> _EXERCISE DETAILS_
Go through the records and show each line where the word "JSON" occurs.

(Website and app data records)

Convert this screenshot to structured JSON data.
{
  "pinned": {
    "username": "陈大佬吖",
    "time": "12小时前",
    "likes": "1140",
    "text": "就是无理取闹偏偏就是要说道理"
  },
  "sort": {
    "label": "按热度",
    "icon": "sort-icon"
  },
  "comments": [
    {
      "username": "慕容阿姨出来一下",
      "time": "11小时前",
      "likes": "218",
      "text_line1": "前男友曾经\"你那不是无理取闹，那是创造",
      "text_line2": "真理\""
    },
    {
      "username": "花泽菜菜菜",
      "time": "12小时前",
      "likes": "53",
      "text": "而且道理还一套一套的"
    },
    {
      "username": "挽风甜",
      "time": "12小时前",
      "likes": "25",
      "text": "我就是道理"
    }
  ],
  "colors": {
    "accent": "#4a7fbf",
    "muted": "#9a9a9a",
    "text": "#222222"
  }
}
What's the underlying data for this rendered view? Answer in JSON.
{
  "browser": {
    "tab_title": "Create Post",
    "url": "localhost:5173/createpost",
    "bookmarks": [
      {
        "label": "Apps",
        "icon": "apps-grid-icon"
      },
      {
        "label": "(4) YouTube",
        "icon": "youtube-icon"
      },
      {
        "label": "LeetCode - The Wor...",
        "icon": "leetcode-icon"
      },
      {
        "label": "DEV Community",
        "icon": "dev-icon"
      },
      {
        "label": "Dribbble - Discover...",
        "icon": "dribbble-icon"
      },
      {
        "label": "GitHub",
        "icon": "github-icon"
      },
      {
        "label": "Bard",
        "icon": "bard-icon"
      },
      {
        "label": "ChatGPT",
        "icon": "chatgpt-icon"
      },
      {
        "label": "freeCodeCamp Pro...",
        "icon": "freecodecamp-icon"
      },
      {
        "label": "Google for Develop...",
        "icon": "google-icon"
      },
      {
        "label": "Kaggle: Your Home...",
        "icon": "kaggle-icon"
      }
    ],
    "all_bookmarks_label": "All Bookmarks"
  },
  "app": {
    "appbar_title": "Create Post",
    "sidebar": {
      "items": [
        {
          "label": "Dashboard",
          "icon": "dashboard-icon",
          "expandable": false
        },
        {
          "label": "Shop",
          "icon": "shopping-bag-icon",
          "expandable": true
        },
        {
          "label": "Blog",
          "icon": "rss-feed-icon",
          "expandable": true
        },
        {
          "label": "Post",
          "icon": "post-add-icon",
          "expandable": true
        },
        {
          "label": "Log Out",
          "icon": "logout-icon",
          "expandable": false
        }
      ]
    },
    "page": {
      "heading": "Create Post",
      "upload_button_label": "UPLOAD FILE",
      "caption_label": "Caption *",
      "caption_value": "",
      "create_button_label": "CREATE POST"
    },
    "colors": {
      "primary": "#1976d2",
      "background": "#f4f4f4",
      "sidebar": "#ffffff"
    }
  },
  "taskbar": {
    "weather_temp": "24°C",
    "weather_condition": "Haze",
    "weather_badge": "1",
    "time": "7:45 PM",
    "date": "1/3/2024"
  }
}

> _WRITTEN ANSWER_
Convert this screenshot to structured JSON data.
What's the underlying data for this rendered view? Answer in JSON.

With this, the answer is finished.